Records from a collection
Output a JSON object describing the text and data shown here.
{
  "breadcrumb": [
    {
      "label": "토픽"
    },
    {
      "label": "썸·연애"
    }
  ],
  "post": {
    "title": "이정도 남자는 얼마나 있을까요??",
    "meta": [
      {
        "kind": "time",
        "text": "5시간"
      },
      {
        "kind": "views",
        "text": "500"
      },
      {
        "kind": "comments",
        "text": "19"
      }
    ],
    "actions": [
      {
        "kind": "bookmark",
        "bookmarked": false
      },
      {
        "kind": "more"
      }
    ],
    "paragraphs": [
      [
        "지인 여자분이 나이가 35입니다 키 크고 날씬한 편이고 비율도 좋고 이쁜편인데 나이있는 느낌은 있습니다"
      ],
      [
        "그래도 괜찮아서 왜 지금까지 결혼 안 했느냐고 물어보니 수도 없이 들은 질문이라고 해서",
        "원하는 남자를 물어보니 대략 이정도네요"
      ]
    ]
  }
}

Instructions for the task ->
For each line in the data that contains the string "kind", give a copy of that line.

Solution for this task ->
        "kind": "time",
        "kind": "views",
        "kind": "comments",
        "kind": "bookmark",
        "kind": "more"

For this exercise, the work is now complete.